▸ **Task to carry out**
From the first record through the last, copy each one exactly.

▸ **Supplied data**
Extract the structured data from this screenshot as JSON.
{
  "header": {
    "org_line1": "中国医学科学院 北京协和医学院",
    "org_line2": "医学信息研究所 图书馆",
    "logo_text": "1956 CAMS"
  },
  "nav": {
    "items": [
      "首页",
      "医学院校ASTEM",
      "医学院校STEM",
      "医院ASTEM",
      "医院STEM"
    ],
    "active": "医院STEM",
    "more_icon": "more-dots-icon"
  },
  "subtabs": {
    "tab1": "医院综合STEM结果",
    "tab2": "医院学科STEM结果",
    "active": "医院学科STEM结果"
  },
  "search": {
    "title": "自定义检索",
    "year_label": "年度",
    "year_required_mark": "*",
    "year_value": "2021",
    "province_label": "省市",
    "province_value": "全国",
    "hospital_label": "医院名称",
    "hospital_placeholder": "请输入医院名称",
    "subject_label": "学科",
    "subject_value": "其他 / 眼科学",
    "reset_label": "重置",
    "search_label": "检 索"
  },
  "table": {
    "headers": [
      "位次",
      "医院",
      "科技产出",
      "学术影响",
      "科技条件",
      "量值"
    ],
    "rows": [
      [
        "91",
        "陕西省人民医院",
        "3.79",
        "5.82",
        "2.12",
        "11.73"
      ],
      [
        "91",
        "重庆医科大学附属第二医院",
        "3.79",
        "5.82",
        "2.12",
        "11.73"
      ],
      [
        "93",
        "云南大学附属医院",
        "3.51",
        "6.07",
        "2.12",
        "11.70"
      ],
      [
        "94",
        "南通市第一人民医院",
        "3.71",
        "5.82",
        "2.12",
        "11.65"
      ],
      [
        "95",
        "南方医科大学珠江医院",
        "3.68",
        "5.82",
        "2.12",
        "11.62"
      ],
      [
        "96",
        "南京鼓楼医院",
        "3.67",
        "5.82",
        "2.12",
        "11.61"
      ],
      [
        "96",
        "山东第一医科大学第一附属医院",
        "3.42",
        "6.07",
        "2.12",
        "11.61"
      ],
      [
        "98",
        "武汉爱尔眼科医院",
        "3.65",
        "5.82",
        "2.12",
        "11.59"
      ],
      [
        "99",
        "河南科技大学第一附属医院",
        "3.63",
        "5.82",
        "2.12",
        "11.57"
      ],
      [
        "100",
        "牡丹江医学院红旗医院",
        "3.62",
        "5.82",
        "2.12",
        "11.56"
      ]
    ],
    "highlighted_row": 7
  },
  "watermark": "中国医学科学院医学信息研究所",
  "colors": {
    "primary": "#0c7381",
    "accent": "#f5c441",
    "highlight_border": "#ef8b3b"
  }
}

▸ **Response**
Extract the structured data from this screenshot as JSON.
{
  "header": {
    "org_line1": "中国医学科学院 北京协和医学院",
    "org_line2": "医学信息研究所 图书馆",
    "logo_text": "1956 CAMS"
  },
  "nav": {
    "items": [
      "首页",
      "医学院校ASTEM",
      "医学院校STEM",
      "医院ASTEM",
      "医院STEM"
    ],
    "active": "医院STEM",
    "more_icon": "more-dots-icon"
  },
  "subtabs": {
    "tab1": "医院综合STEM结果",
    "tab2": "医院学科STEM结果",
    "active": "医院学科STEM结果"
  },
  "search": {
    "title": "自定义检索",
    "year_label": "年度",
    "year_required_mark": "*",
    "year_value": "2021",
    "province_label": "省市",
    "province_value": "全国",
    "hospital_label": "医院名称",
    "hospital_placeholder": "请输入医院名称",
    "subject_label": "学科",
    "subject_value": "其他 / 眼科学",
    "reset_label": "重置",
    "search_label": "检 索"
  },
  "table": {
    "headers": [
      "位次",
      "医院",
      "科技产出",
      "学术影响",
      "科技条件",
      "量值"
    ],
    "rows": [
      [
        "91",
        "陕西省人民医院",
        "3.79",
        "5.82",
        "2.12",
        "11.73"
      ],
      [
        "91",
        "重庆医科大学附属第二医院",
        "3.79",
        "5.82",
        "2.12",
        "11.73"
      ],
      [
        "93",
        "云南大学附属医院",
        "3.51",
        "6.07",
        "2.12",
        "11.70"
      ],
      [
        "94",
        "南通市第一人民医院",
        "3.71",
        "5.82",
        "2.12",
        "11.65"
      ],
      [
        "95",
        "南方医科大学珠江医院",
        "3.68",
        "5.82",
        "2.12",
        "11.62"
      ],
      [
        "96",
        "南京鼓楼医院",
        "3.67",
        "5.82",
        "2.12",
        "11.61"
      ],
      [
        "96",
        "山东第一医科大学第一附属医院",
        "3.42",
        "6.07",
        "2.12",
        "11.61"
      ],
      [
        "98",
        "武汉爱尔眼科医院",
        "3.65",
        "5.82",
        "2.12",
        "11.59"
      ],
      [
        "99",
        "河南科技大学第一附属医院",
        "3.63",
        "5.82",
        "2.12",
        "11.57"
      ],
      [
        "100",
        "牡丹江医学院红旗医院",
        "3.62",
        "5.82",
        "2.12",
        "11.56"
      ]
    ],
    "highlighted_row": 7
  },
  "watermark": "中国医学科学院医学信息研究所",
  "colors": {
    "primary": "#0c7381",
    "accent": "#f5c441",
    "highlight_border": "#ef8b3b"
  }
}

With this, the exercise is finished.